===== Provided records

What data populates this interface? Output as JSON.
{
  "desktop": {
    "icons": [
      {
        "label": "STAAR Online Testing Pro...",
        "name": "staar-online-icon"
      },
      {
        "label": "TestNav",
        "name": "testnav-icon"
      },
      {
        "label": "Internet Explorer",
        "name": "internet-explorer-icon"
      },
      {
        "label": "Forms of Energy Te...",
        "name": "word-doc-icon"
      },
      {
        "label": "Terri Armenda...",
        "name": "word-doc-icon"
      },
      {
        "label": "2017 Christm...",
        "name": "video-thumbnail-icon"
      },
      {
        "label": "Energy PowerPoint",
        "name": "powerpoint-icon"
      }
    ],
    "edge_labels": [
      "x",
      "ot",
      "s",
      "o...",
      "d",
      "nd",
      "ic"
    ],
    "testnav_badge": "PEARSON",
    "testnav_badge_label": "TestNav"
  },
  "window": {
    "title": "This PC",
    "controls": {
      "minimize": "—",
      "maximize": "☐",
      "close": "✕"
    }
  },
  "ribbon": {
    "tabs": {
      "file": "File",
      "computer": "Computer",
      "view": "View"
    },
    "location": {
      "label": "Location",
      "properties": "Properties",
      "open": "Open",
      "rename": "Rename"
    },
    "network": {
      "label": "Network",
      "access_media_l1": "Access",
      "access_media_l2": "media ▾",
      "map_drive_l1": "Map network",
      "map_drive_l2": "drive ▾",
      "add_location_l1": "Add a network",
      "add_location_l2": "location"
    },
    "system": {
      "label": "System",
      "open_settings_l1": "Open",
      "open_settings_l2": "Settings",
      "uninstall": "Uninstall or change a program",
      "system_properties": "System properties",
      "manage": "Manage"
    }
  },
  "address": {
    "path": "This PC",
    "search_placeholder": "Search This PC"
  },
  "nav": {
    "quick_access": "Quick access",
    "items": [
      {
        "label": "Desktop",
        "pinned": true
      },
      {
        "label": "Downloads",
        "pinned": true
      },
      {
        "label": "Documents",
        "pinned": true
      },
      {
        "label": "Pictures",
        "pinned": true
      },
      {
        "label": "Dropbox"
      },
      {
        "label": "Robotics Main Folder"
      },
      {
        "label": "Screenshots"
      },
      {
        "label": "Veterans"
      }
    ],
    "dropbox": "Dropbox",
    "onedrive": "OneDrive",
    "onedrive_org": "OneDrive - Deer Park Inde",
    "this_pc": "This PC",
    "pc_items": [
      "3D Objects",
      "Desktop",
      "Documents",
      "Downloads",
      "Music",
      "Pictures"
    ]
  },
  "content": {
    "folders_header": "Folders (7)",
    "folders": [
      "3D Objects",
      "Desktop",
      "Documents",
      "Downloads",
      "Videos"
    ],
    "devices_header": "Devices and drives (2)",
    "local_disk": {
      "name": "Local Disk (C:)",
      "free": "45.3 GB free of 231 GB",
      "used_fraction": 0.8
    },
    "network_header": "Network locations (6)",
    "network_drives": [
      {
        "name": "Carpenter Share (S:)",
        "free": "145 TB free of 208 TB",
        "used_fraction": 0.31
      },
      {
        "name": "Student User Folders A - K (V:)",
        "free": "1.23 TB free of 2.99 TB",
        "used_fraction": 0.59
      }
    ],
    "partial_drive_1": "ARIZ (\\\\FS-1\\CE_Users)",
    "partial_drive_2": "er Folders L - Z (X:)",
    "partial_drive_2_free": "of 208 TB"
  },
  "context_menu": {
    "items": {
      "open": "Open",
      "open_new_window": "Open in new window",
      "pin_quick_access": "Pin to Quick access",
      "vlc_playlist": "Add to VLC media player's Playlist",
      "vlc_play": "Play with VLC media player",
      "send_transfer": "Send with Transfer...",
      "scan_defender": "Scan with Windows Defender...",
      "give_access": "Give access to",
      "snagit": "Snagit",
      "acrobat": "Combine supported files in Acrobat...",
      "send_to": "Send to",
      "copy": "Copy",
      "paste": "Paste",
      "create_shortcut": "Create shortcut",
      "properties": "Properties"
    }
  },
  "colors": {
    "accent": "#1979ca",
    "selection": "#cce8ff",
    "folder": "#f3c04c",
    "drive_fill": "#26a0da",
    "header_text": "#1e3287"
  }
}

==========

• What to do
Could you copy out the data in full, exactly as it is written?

• Written solution
What data populates this interface? Output as JSON.
{
  "desktop": {
    "icons": [
      {
        "label": "STAAR Online Testing Pro...",
        "name": "staar-online-icon"
      },
      {
        "label": "TestNav",
        "name": "testnav-icon"
      },
      {
        "label": "Internet Explorer",
        "name": "internet-explorer-icon"
      },
      {
        "label": "Forms of Energy Te...",
        "name": "word-doc-icon"
      },
      {
        "label": "Terri Armenda...",
        "name": "word-doc-icon"
      },
      {
        "label": "2017 Christm...",
        "name": "video-thumbnail-icon"
      },
      {
        "label": "Energy PowerPoint",
        "name": "powerpoint-icon"
      }
    ],
    "edge_labels": [
      "x",
      "ot",
      "s",
      "o...",
      "d",
      "nd",
      "ic"
    ],
    "testnav_badge": "PEARSON",
    "testnav_badge_label": "TestNav"
  },
  "window": {
    "title": "This PC",
    "controls": {
      "minimize": "—",
      "maximize": "☐",
      "close": "✕"
    }
  },
  "ribbon": {
    "tabs": {
      "file": "File",
      "computer": "Computer",
      "view": "View"
    },
    "location": {
      "label": "Location",
      "properties": "Properties",
      "open": "Open",
      "rename": "Rename"
    },
    "network": {
      "label": "Network",
      "access_media_l1": "Access",
      "access_media_l2": "media ▾",
      "map_drive_l1": "Map network",
      "map_drive_l2": "drive ▾",
      "add_location_l1": "Add a network",
      "add_location_l2": "location"
    },
    "system": {
      "label": "System",
      "open_settings_l1": "Open",
      "open_settings_l2": "Settings",
      "uninstall": "Uninstall or change a program",
      "system_properties": "System properties",
      "manage": "Manage"
    }
  },
  "address": {
    "path": "This PC",
    "search_placeholder": "Search This PC"
  },
  "nav": {
    "quick_access": "Quick access",
    "items": [
      {
        "label": "Desktop",
        "pinned": true
      },
      {
        "label": "Downloads",
        "pinned": true
      },
      {
        "label": "Documents",
        "pinned": true
      },
      {
        "label": "Pictures",
        "pinned": true
      },
      {
        "label": "Dropbox"
      },
      {
        "label": "Robotics Main Folder"
      },
      {
        "label": "Screenshots"
      },
      {
        "label": "Veterans"
      }
    ],
    "dropbox": "Dropbox",
    "onedrive": "OneDrive",
    "onedrive_org": "OneDrive - Deer Park Inde",
    "this_pc": "This PC",
    "pc_items": [
      "3D Objects",
      "Desktop",
      "Documents",
      "Downloads",
      "Music",
      "Pictures"
    ]
  },
  "content": {
    "folders_header": "Folders (7)",
    "folders": [
      "3D Objects",
      "Desktop",
      "Documents",
      "Downloads",
      "Videos"
    ],
    "devices_header": "Devices and drives (2)",
    "local_disk": {
      "name": "Local Disk (C:)",
      "free": "45.3 GB free of 231 GB",
      "used_fraction": 0.8
    },
    "network_header": "Network locations (6)",
    "network_drives": [
      {
        "name": "Carpenter Share (S:)",
        "free": "145 TB free of 208 TB",
        "used_fraction": 0.31
      },
      {
        "name": "Student User Folders A - K (V:)",
        "free": "1.23 TB free of 2.99 TB",
        "used_fraction": 0.59
      }
    ],
    "partial_drive_1": "ARIZ (\\\\FS-1\\CE_Users)",
    "partial_drive_2": "er Folders L - Z (X:)",
    "partial_drive_2_free": "of 208 TB"
  },
  "context_menu": {
    "items": {
      "open": "Open",
      "open_new_window": "Open in new window",
      "pin_quick_access": "Pin to Quick access",
      "vlc_playlist": "Add to VLC media player's Playlist",
      "vlc_play": "Play with VLC media player",
      "send_transfer": "Send with Transfer...",
      "scan_defender": "Scan with Windows Defender...",
      "give_access": "Give access to",
      "snagit": "Snagit",
      "acrobat": "Combine supported files in Acrobat...",
      "send_to": "Send to",
      "copy": "Copy",
      "paste": "Paste",
      "create_shortcut": "Create shortcut",
      "properties": "Properties"
    }
  },
  "colors": {
    "accent": "#1979ca",
    "selection": "#cce8ff",
    "folder": "#f3c04c",
    "drive_fill": "#26a0da",
    "header_text": "#1e3287"
  }
}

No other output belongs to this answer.